Education

Students in Los Altos delight in using Inkscape drawing program

One of the fun parts of blogging for PCWorld.com is getting reader response e-mails from all over the world. You never know who is going to read what you write. Sometimes they'll spot the blog post on the PCWorld Web page, or as a link in a tweet or even as a Google search result several months after the blog post was published.

I've blogged previously about Inkscape, the free vector drawing program for Linux, Macintosh, and Windows, so I was thrilled to receive an e-mail from Sheena Vaidyanathan, who teaches Inkscape to elementary school students in Los Altos, California, in the heart of Silicon Valley. Here is how Sheena explained her teaching to me: » Read more

0 Comments

Advancing student achievement through labor-management collaboration

The U.S. Department of Education just wrapped up a two-day conference, touted as a first-of-its-kind summit among teachers and their bosses—school board members and administrators—in an effort to get these historically opposing groups to work together to improve the nation's schools.

About 150 school districts from 40 states sent teachers and administrators to the summit so that school labor and management could talk about student achievement and learn from the successes and challenges of others, rather than to rehash the nuts and bolts of labor contracts. » Read more

0 Comments

Looking forward to a sweet new year selling open source

Two years ago, I blundered into open source because I wanted my students to build educational games for the One Laptop Per Child community. Much of that history has already been told by opensource.com. I didn't expect this effort to be so sticky--for myself or my students--when we started. » Read more

5 Comments

sprout: Reclaiming science as a creative craft

In a house not far from Davis Square in Somerville, MA, just outside of Boston, there's a garage full of equipment, a library full of books, and a group of people full of passion. They're called sprout. » Read more

3 Comments

Open source software gains ground in higher education

Open source software is becoming a dominant force in the software world and the world in general. Unfortunately, many universities still teach computer science without any mention of this recent advance. In the fall of 2007, Rensselaer Polytechnic Institute (RPI) set out to change this.

» Read more

6 Comments

Critical thinking: Why our students need it and resources for teaching it

If you believe in conspiracy theories, enjoy posting political links, or are an apologist for alternative medicine, you probably don’t want to be my Facebook friend. You see, I have a rather outspoken inner skeptic that feels compelled to fact-check anything that sounds outlandish or unlikely. I try to squelch it from time to time, for the sake of politeness and decorum, but it’s a relentless voice with nagging questions.

“Is that right? That doesn’t sound right.”

“There has to be a detail missing.”

“That’s not possible… is it?” » Read more

11 Comments

People's Choice Award winner: Máirín Duffy

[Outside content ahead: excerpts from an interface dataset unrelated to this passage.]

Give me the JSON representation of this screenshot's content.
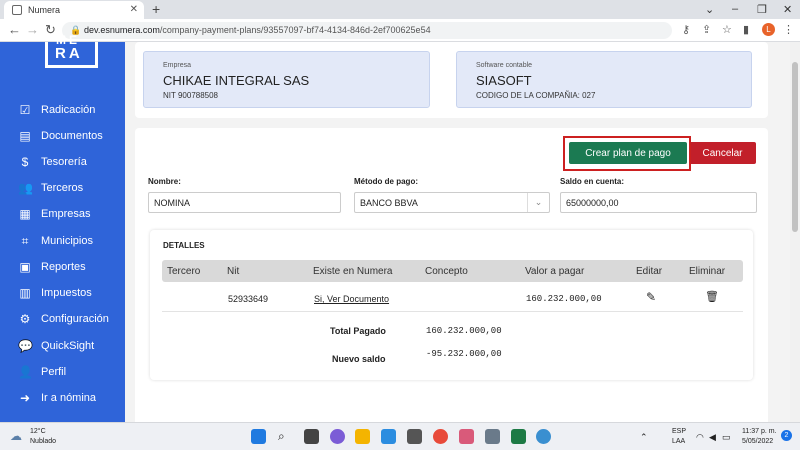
{
  "browser": {
    "tab_title": "Numera",
    "tab_close": "✕",
    "new_tab": "+",
    "url_host": "dev.esnumera.com",
    "url_path": "/company-payment-plans/93557097-bf74-4134-846d-2ef700625e54",
    "profile_initial": "L",
    "win_chevron": "⌄",
    "win_minimize": "–",
    "win_maximize": "❐",
    "win_close": "✕"
  },
  "sidebar": {
    "logo_top": "ME",
    "logo_bottom": "RA",
    "items": [
      {
        "label": "Radicación",
        "icon": "check-square-icon"
      },
      {
        "label": "Documentos",
        "icon": "folder-icon"
      },
      {
        "label": "Tesorería",
        "icon": "money-bag-icon"
      },
      {
        "label": "Terceros",
        "icon": "users-icon"
      },
      {
        "label": "Empresas",
        "icon": "briefcase-icon"
      },
      {
        "label": "Municipios",
        "icon": "map-icon"
      },
      {
        "label": "Reportes",
        "icon": "report-icon"
      },
      {
        "label": "Impuestos",
        "icon": "calculator-icon"
      },
      {
        "label": "Configuración",
        "icon": "gear-icon"
      },
      {
        "label": "QuickSight",
        "icon": "chat-icon"
      },
      {
        "label": "Perfil",
        "icon": "user-icon"
      },
      {
        "label": "Ir a nómina",
        "icon": "logout-icon"
      }
    ]
  },
  "company": {
    "label": "Empresa",
    "name": "CHIKAE INTEGRAL SAS",
    "nit": "NIT 900788508"
  },
  "software": {
    "label": "Software contable",
    "name": "SIASOFT",
    "code": "CODIGO DE LA COMPAÑIA: 027"
  },
  "actions": {
    "create_label": "Crear plan de pago",
    "cancel_label": "Cancelar"
  },
  "form": {
    "name_label": "Nombre:",
    "name_value": "NOMINA",
    "method_label": "Método de pago:",
    "method_value": "BANCO BBVA",
    "balance_label": "Saldo en cuenta:",
    "balance_value": "65000000,00"
  },
  "details": {
    "title": "DETALLES",
    "columns": [
      "Tercero",
      "Nit",
      "Existe en Numera",
      "Concepto",
      "Valor a pagar",
      "Editar",
      "Eliminar"
    ],
    "row": {
      "tercero": "",
      "nit": "52933649",
      "existe": "Si, Ver Documento",
      "concepto": "",
      "valor": "160.232.000,00"
    },
    "total_label": "Total Pagado",
    "total_value": "160.232.000,00",
    "saldo_label": "Nuevo saldo",
    "saldo_value": "-95.232.000,00"
  },
  "taskbar": {
    "temp": "12°C",
    "weather": "Nublado",
    "lang": "ESP",
    "lang2": "LAA",
    "time": "11:37 p. m.",
    "date": "5/05/2022",
    "notif_count": "2"
  }
}
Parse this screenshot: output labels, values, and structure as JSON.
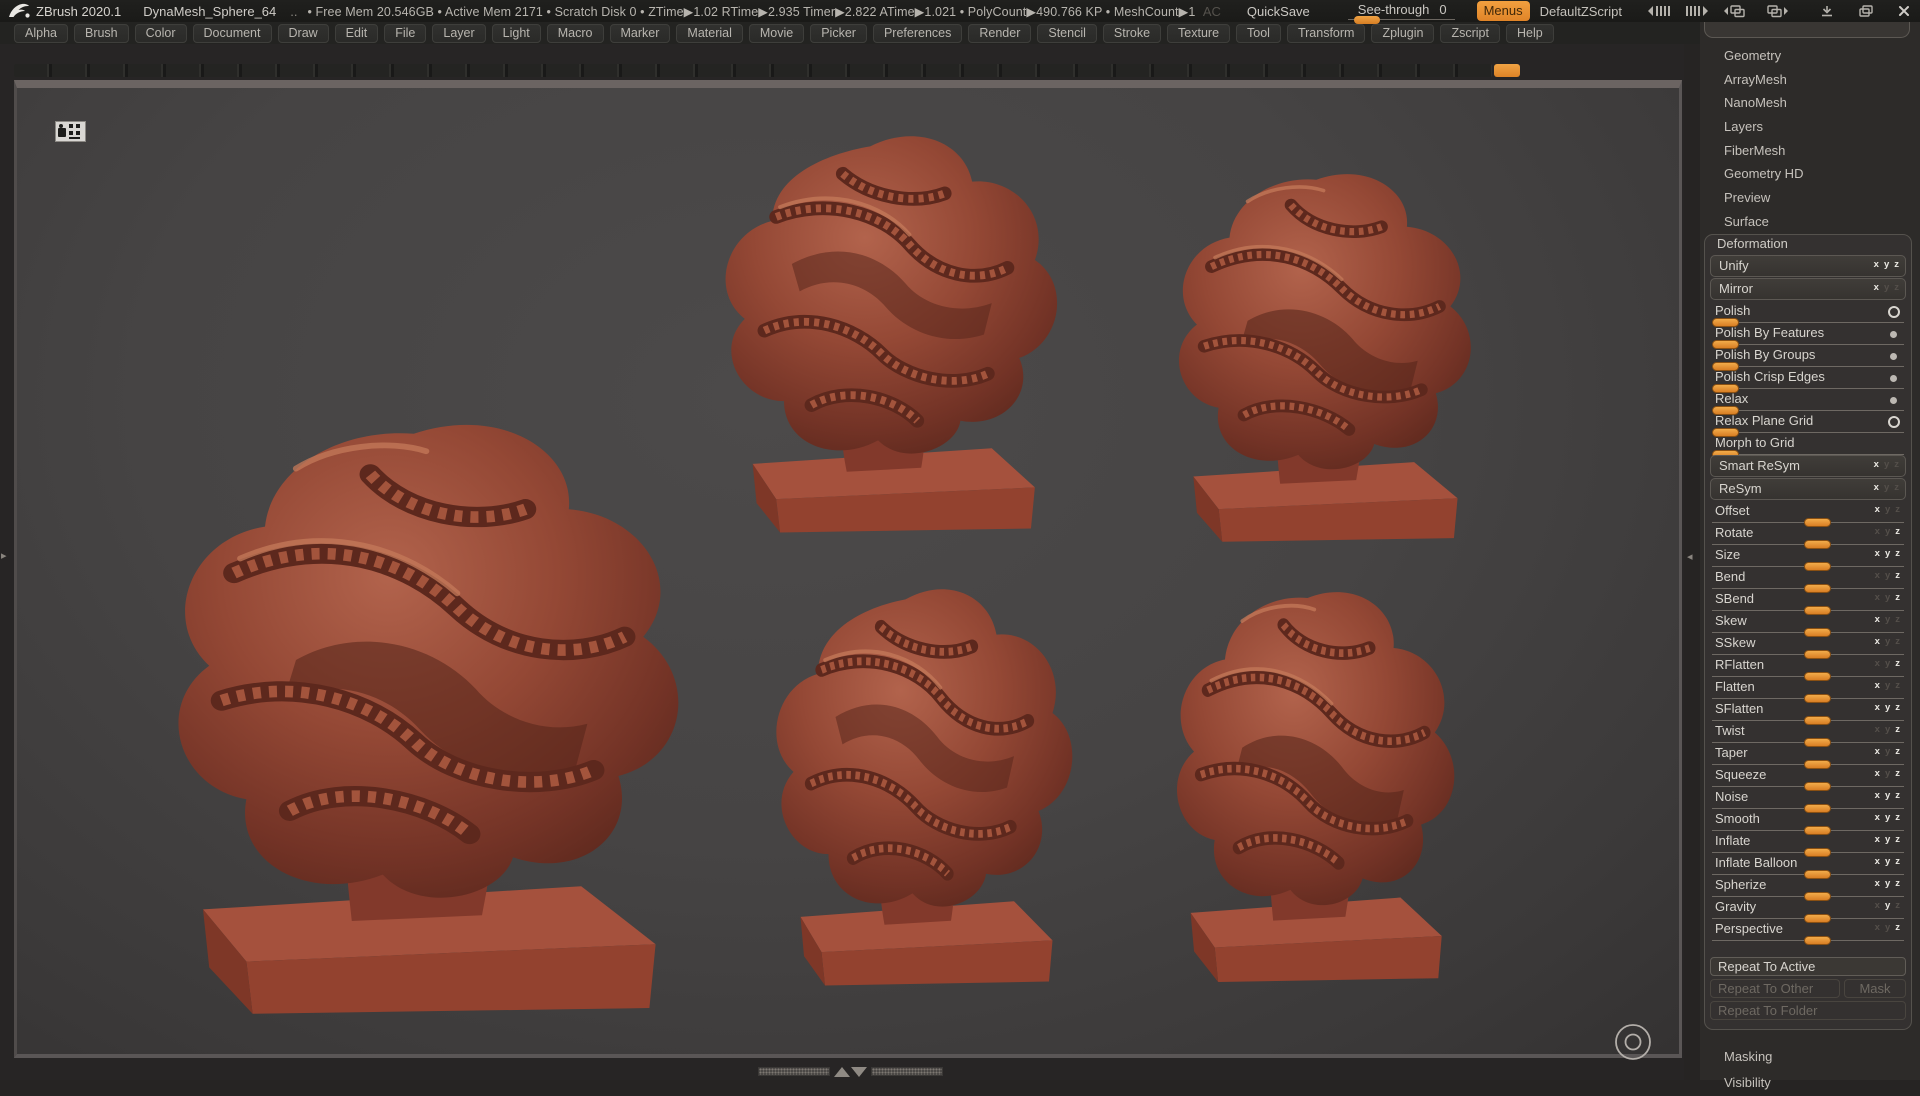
{
  "titlebar": {
    "app_name": "ZBrush 2020.1",
    "document_name": "DynaMesh_Sphere_64",
    "ellipsis": "..",
    "stats": "• Free Mem 20.546GB  • Active Mem 2171  • Scratch Disk 0 •  ZTime▶1.02 RTime▶2.935 Timer▶2.822 ATime▶1.021  • PolyCount▶490.766 KP   • MeshCount▶1",
    "ac_label": "AC",
    "quicksave_label": "QuickSave",
    "see_through_label": "See-through",
    "see_through_value": "0",
    "menus_label": "Menus",
    "zscript_label": "DefaultZScript"
  },
  "menubar": {
    "items": [
      "Alpha",
      "Brush",
      "Color",
      "Document",
      "Draw",
      "Edit",
      "File",
      "Layer",
      "Light",
      "Macro",
      "Marker",
      "Material",
      "Movie",
      "Picker",
      "Preferences",
      "Render",
      "Stencil",
      "Stroke",
      "Texture",
      "Tool",
      "Transform",
      "Zplugin",
      "Zscript",
      "Help"
    ]
  },
  "panel": {
    "sections_top": [
      "Geometry",
      "ArrayMesh",
      "NanoMesh",
      "Layers",
      "FiberMesh",
      "Geometry HD",
      "Preview",
      "Surface"
    ],
    "deformation": {
      "title": "Deformation",
      "rows": [
        {
          "label": "Unify",
          "is_button": 1,
          "ax": {
            "x": 1,
            "y": 1,
            "z": 1
          }
        },
        {
          "label": "Mirror",
          "is_button": 1,
          "ax": {
            "x": 1
          }
        },
        {
          "label": "Polish",
          "pos": 0,
          "ring": 1,
          "no_axes": 1
        },
        {
          "label": "Polish By Features",
          "pos": 0,
          "dot": 1,
          "no_axes": 1
        },
        {
          "label": "Polish By Groups",
          "pos": 0,
          "dot": 1,
          "no_axes": 1
        },
        {
          "label": "Polish Crisp Edges",
          "pos": 0,
          "dot": 1,
          "no_axes": 1
        },
        {
          "label": "Relax",
          "pos": 0,
          "dot": 1,
          "no_axes": 1
        },
        {
          "label": "Relax Plane Grid",
          "pos": 0,
          "ring": 1,
          "no_axes": 1
        },
        {
          "label": "Morph to Grid",
          "pos": 0,
          "no_axes": 1
        },
        {
          "label": "Smart ReSym",
          "is_button": 1,
          "ax": {
            "x": 1
          }
        },
        {
          "label": "ReSym",
          "is_button": 1,
          "ax": {
            "x": 1
          }
        },
        {
          "label": "Offset",
          "pos": 48,
          "ax": {
            "x": 1
          }
        },
        {
          "label": "Rotate",
          "pos": 48,
          "ax": {
            "z": 1
          }
        },
        {
          "label": "Size",
          "pos": 48,
          "ax": {
            "x": 1,
            "y": 1,
            "z": 1
          }
        },
        {
          "label": "Bend",
          "pos": 48,
          "ax": {
            "z": 1
          }
        },
        {
          "label": "SBend",
          "pos": 48,
          "ax": {
            "z": 1
          }
        },
        {
          "label": "Skew",
          "pos": 48,
          "ax": {
            "x": 1
          }
        },
        {
          "label": "SSkew",
          "pos": 48,
          "ax": {
            "x": 1
          }
        },
        {
          "label": "RFlatten",
          "pos": 48,
          "ax": {
            "z": 1
          }
        },
        {
          "label": "Flatten",
          "pos": 48,
          "ax": {
            "x": 1
          }
        },
        {
          "label": "SFlatten",
          "pos": 48,
          "ax": {
            "x": 1,
            "y": 1,
            "z": 1
          }
        },
        {
          "label": "Twist",
          "pos": 48,
          "ax": {
            "z": 1
          }
        },
        {
          "label": "Taper",
          "pos": 48,
          "ax": {
            "x": 1,
            "z": 1
          }
        },
        {
          "label": "Squeeze",
          "pos": 48,
          "ax": {
            "x": 1,
            "z": 1
          }
        },
        {
          "label": "Noise",
          "pos": 48,
          "ax": {
            "x": 1,
            "y": 1,
            "z": 1
          }
        },
        {
          "label": "Smooth",
          "pos": 48,
          "ax": {
            "x": 1,
            "y": 1,
            "z": 1
          }
        },
        {
          "label": "Inflate",
          "pos": 48,
          "ax": {
            "x": 1,
            "y": 1,
            "z": 1
          }
        },
        {
          "label": "Inflate Balloon",
          "pos": 48,
          "ax": {
            "x": 1,
            "y": 1,
            "z": 1
          }
        },
        {
          "label": "Spherize",
          "pos": 48,
          "ax": {
            "x": 1,
            "y": 1,
            "z": 1
          }
        },
        {
          "label": "Gravity",
          "pos": 48,
          "ax": {
            "y": 1
          }
        },
        {
          "label": "Perspective",
          "pos": 48,
          "ax": {
            "z": 1
          }
        }
      ],
      "repeat_active": "Repeat To Active",
      "repeat_other": "Repeat To Other",
      "mask": "Mask",
      "repeat_folder": "Repeat To Folder"
    },
    "sections_bottom": [
      "Masking",
      "Visibility"
    ]
  },
  "colors": {
    "accent_orange": "#e8913a",
    "clay_mid": "#8e4433",
    "canvas_gray": "#454343"
  }
}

Congratulations to our first People's Choice Award winner, Máirín Duffy.

Máirín is a senior interaction designer at Red Hat. She's highly creative and a great artist, who is also is also passionate about open source. For her the two intersect in Inkscape, an open source SVG graphics program. Read how she used it to introduce middle school students to open source. » Read more

3 Comments

VIDEO: Education without limits: Why open textbooks are the way forward

There are 400 million openly licensed materials that can empower teachers to be better instructors through that openness. But there's a big barrier: adoption. In this video, David Wiley talks about the opportunity and the challenges. » Read more

1 Comment

Obama bets big on open ed -- with one little catch

For those who haven't heard, the Obama administration recently announced $2 billion in funding for 2-year colleges, much of which will be used to produce open educational resources. The details are complicated and still being hashed out in discussions all over the internet, but it's clearly the largest single investment in OER since, well, ever. It's an event of seismic proportions in the world of open education. With silver linings, though, come clouds -- and the SCORM cloud looks like it could be a big one. » Read more

3 Comments

Matt Jadud: Moderators' Choice Award winner

We're pleased to announce the inaugural winner of the award, Matt Jadud. Matt is an assistant professor of computer science at Allegheny College in Meadville, PA. He's been an integral part of the Education channel throughout our first year, as author, active member of the authors' list, and advisor. » Read more

3 Comments